[[ Input records open ]]

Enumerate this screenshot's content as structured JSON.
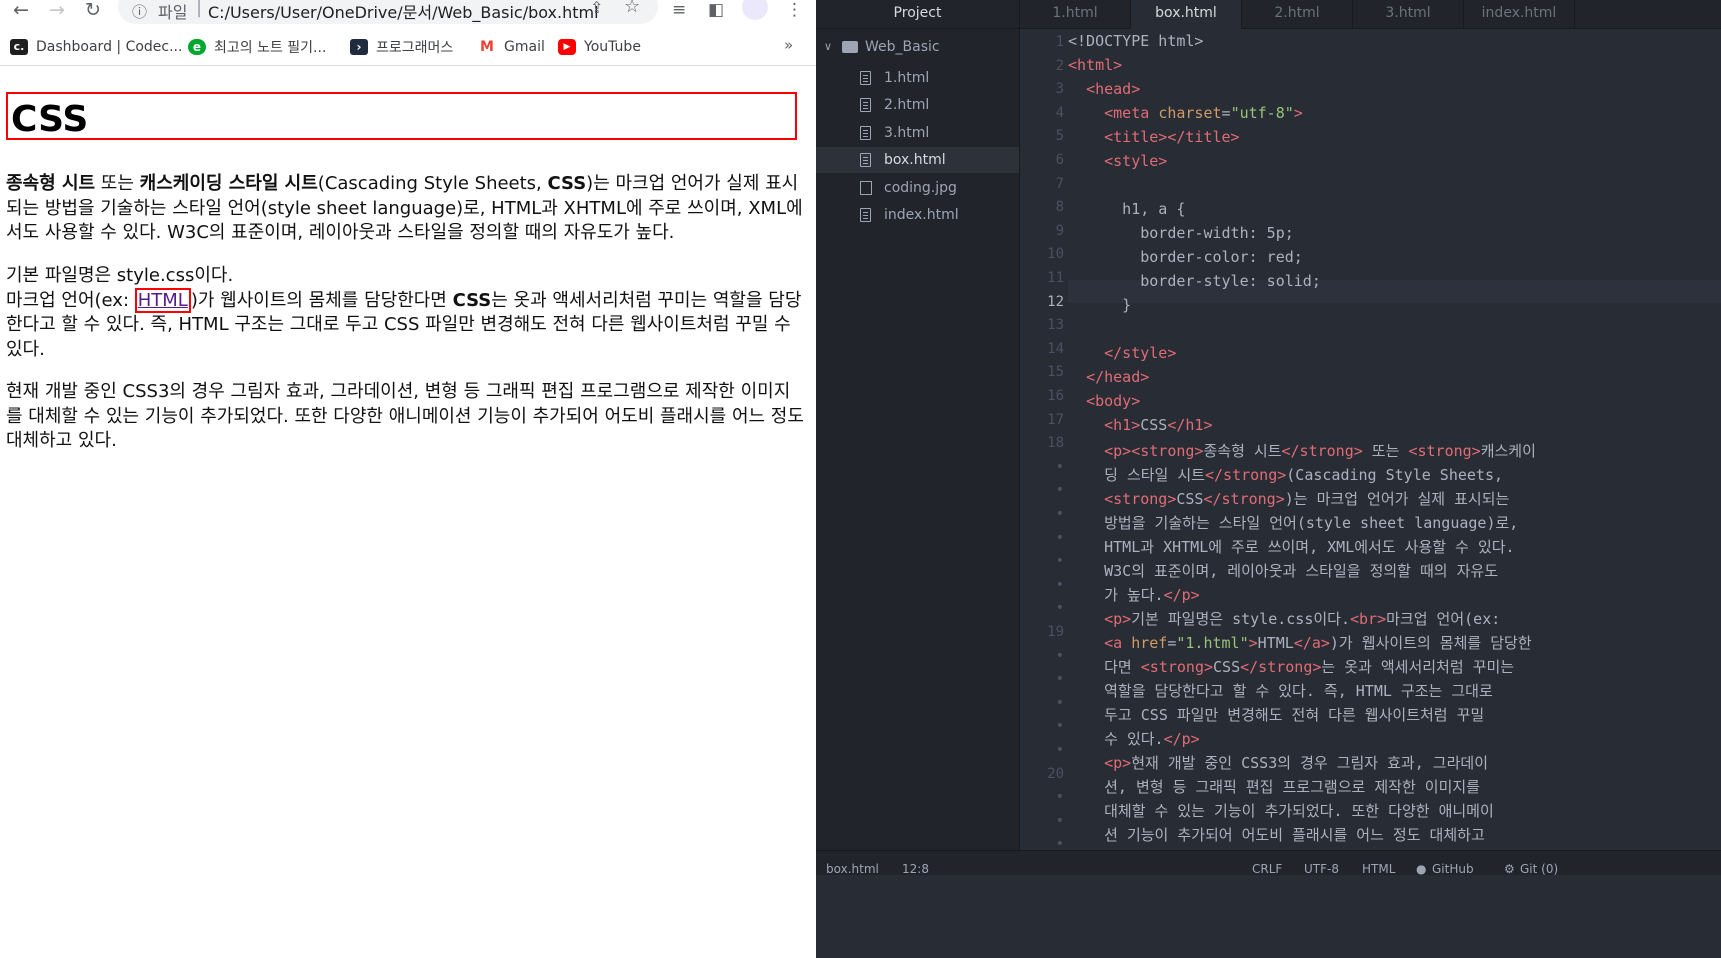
{
  "browser": {
    "toolbar": {
      "back_icon": "←",
      "forward_icon": "→",
      "reload_icon": "↻",
      "scheme_label": "파일",
      "separator": "|",
      "url": "C:/Users/User/OneDrive/문서/Web_Basic/box.html"
    },
    "bookmarks": [
      {
        "label": "Dashboard | Codec...",
        "icon": "codecademy-icon",
        "color": "#1f1f1f"
      },
      {
        "label": "최고의 노트 필기...",
        "icon": "evernote-icon",
        "color": "#00a82d"
      },
      {
        "label": "프로그래머스",
        "icon": "programmers-icon",
        "color": "#202b3d"
      },
      {
        "label": "Gmail",
        "icon": "gmail-icon",
        "color": "#ea4335"
      },
      {
        "label": "YouTube",
        "icon": "youtube-icon",
        "color": "#ff0000"
      }
    ],
    "bookmarks_more": "»",
    "page": {
      "heading": "CSS",
      "p1": {
        "s1": "종속형 시트",
        "t1": " 또는 ",
        "s2": "캐스케이딩 스타일 시트",
        "t2": "(Cascading Style Sheets, ",
        "s3": "CSS",
        "t3": ")는 마크업 언어가 실제 표시되는 방법을 기술하는 스타일 언어(style sheet language)로, HTML과 XHTML에 주로 쓰이며, XML에서도 사용할 수 있다. W3C의 표준이며, 레이아웃과 스타일을 정의할 때의 자유도가 높다."
      },
      "p2": {
        "line1": "기본 파일명은 style.css이다.",
        "t1": "마크업 언어(ex: ",
        "link": "HTML",
        "t2": ")가 웹사이트의 몸체를 담당한다면 ",
        "s1": "CSS",
        "t3": "는 옷과 액세서리처럼 꾸미는 역할을 담당한다고 할 수 있다. 즉, HTML 구조는 그대로 두고 CSS 파일만 변경해도 전혀 다른 웹사이트처럼 꾸밀 수 있다."
      },
      "p3": "현재 개발 중인 CSS3의 경우 그림자 효과, 그라데이션, 변형 등 그래픽 편집 프로그램으로 제작한 이미지를 대체할 수 있는 기능이 추가되었다. 또한 다양한 애니메이션 기능이 추가되어 어도비 플래시를 어느 정도 대체하고 있다."
    }
  },
  "editor": {
    "project_title": "Project",
    "folder": "Web_Basic",
    "files": [
      "1.html",
      "2.html",
      "3.html",
      "box.html",
      "coding.jpg",
      "index.html"
    ],
    "selected_file": "box.html",
    "tabs": [
      "1.html",
      "box.html",
      "2.html",
      "3.html",
      "index.html"
    ],
    "active_tab": "box.html",
    "line_numbers": [
      "1",
      "2",
      "3",
      "4",
      "5",
      "6",
      "7",
      "8",
      "9",
      "10",
      "11",
      "12",
      "13",
      "14",
      "15",
      "16",
      "17",
      "18",
      "•",
      "•",
      "•",
      "•",
      "•",
      "•",
      "•",
      "19",
      "•",
      "•",
      "•",
      "•",
      "•",
      "20",
      "•",
      "•",
      "•",
      "•"
    ],
    "current_line": "12",
    "status": {
      "file": "box.html",
      "cursor": "12:8",
      "line_ending": "CRLF",
      "encoding": "UTF-8",
      "grammar": "HTML",
      "github": "GitHub",
      "git": "Git (0)"
    },
    "colors": {
      "background": "#282c34",
      "tag": "#e06c75",
      "attribute": "#d19a66",
      "string": "#98c379",
      "text": "#abb2bf"
    }
  }
}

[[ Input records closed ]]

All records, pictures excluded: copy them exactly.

Enumerate this screenshot's content as structured JSON.
{
  "browser": {
    "toolbar": {
      "back_icon": "←",
      "forward_icon": "→",
      "reload_icon": "↻",
      "scheme_label": "파일",
      "separator": "|",
      "url": "C:/Users/User/OneDrive/문서/Web_Basic/box.html"
    },
    "bookmarks": [
      {
        "label": "Dashboard | Codec...",
        "icon": "codecademy-icon",
        "color": "#1f1f1f"
      },
      {
        "label": "최고의 노트 필기...",
        "icon": "evernote-icon",
        "color": "#00a82d"
      },
      {
        "label": "프로그래머스",
        "icon": "programmers-icon",
        "color": "#202b3d"
      },
      {
        "label": "Gmail",
        "icon": "gmail-icon",
        "color": "#ea4335"
      },
      {
        "label": "YouTube",
        "icon": "youtube-icon",
        "color": "#ff0000"
      }
    ],
    "bookmarks_more": "»",
    "page": {
      "heading": "CSS",
      "p1": {
        "s1": "종속형 시트",
        "t1": " 또는 ",
        "s2": "캐스케이딩 스타일 시트",
        "t2": "(Cascading Style Sheets, ",
        "s3": "CSS",
        "t3": ")는 마크업 언어가 실제 표시되는 방법을 기술하는 스타일 언어(style sheet language)로, HTML과 XHTML에 주로 쓰이며, XML에서도 사용할 수 있다. W3C의 표준이며, 레이아웃과 스타일을 정의할 때의 자유도가 높다."
      },
      "p2": {
        "line1": "기본 파일명은 style.css이다.",
        "t1": "마크업 언어(ex: ",
        "link": "HTML",
        "t2": ")가 웹사이트의 몸체를 담당한다면 ",
        "s1": "CSS",
        "t3": "는 옷과 액세서리처럼 꾸미는 역할을 담당한다고 할 수 있다. 즉, HTML 구조는 그대로 두고 CSS 파일만 변경해도 전혀 다른 웹사이트처럼 꾸밀 수 있다."
      },
      "p3": "현재 개발 중인 CSS3의 경우 그림자 효과, 그라데이션, 변형 등 그래픽 편집 프로그램으로 제작한 이미지를 대체할 수 있는 기능이 추가되었다. 또한 다양한 애니메이션 기능이 추가되어 어도비 플래시를 어느 정도 대체하고 있다."
    }
  },
  "editor": {
    "project_title": "Project",
    "folder": "Web_Basic",
    "files": [
      "1.html",
      "2.html",
      "3.html",
      "box.html",
      "coding.jpg",
      "index.html"
    ],
    "selected_file": "box.html",
    "tabs": [
      "1.html",
      "box.html",
      "2.html",
      "3.html",
      "index.html"
    ],
    "active_tab": "box.html",
    "line_numbers": [
      "1",
      "2",
      "3",
      "4",
      "5",
      "6",
      "7",
      "8",
      "9",
      "10",
      "11",
      "12",
      "13",
      "14",
      "15",
      "16",
      "17",
      "18",
      "•",
      "•",
      "•",
      "•",
      "•",
      "•",
      "•",
      "19",
      "•",
      "•",
      "•",
      "•",
      "•",
      "20",
      "•",
      "•",
      "•",
      "•"
    ],
    "current_line": "12",
    "status": {
      "file": "box.html",
      "cursor": "12:8",
      "line_ending": "CRLF",
      "encoding": "UTF-8",
      "grammar": "HTML",
      "github": "GitHub",
      "git": "Git (0)"
    },
    "colors": {
      "background": "#282c34",
      "tag": "#e06c75",
      "attribute": "#d19a66",
      "string": "#98c379",
      "text": "#abb2bf"
    }
  }
}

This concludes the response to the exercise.